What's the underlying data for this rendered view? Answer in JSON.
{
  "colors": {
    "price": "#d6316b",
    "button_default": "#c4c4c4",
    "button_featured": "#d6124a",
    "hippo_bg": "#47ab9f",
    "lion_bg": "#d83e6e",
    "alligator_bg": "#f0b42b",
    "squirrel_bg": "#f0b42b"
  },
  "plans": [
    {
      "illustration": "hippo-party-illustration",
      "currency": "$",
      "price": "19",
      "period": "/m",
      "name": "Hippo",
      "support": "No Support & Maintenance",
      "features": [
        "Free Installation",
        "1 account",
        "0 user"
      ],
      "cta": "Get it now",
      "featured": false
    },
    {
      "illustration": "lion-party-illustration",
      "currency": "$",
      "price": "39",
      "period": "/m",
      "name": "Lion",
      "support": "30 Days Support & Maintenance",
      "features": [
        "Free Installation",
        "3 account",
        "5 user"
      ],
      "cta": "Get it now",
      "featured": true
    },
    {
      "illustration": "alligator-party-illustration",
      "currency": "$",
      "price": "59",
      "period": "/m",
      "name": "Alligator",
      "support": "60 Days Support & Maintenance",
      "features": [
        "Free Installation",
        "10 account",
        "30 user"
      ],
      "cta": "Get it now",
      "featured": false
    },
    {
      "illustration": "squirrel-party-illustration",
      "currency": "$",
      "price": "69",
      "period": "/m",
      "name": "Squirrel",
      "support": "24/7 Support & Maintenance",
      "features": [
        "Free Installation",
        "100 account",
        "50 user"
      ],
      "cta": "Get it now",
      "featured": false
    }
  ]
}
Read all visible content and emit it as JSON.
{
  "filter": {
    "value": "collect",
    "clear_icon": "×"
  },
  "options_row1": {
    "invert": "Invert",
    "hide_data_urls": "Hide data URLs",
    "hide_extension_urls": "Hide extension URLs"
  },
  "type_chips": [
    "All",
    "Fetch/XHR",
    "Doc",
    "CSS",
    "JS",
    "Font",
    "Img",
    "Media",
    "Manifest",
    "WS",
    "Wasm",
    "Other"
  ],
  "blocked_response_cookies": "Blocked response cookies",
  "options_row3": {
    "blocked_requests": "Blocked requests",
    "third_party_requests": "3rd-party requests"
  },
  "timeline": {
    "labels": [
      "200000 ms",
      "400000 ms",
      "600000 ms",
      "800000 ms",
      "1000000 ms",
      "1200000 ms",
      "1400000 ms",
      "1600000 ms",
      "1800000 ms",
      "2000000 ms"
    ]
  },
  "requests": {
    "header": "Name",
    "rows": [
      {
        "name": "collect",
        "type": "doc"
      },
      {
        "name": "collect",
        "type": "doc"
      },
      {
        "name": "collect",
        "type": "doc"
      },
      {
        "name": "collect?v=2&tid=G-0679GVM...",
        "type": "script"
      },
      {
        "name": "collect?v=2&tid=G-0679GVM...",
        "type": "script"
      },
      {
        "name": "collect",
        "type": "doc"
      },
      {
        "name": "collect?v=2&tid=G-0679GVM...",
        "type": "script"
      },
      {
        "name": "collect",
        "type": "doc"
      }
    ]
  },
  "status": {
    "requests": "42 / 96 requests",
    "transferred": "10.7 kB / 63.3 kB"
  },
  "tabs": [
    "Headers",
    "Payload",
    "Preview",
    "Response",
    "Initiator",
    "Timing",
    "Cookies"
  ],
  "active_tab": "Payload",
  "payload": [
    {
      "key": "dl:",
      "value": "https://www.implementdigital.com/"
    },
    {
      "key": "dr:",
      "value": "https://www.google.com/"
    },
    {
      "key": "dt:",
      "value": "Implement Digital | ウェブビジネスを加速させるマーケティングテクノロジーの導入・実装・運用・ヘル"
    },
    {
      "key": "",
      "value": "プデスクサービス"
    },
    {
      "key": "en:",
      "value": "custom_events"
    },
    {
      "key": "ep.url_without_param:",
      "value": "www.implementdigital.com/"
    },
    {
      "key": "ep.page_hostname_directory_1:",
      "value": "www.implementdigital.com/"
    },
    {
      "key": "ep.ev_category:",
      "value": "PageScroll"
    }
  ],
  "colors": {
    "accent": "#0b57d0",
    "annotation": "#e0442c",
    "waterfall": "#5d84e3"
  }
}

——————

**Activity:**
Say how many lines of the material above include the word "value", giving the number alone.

**Exercise output:**
9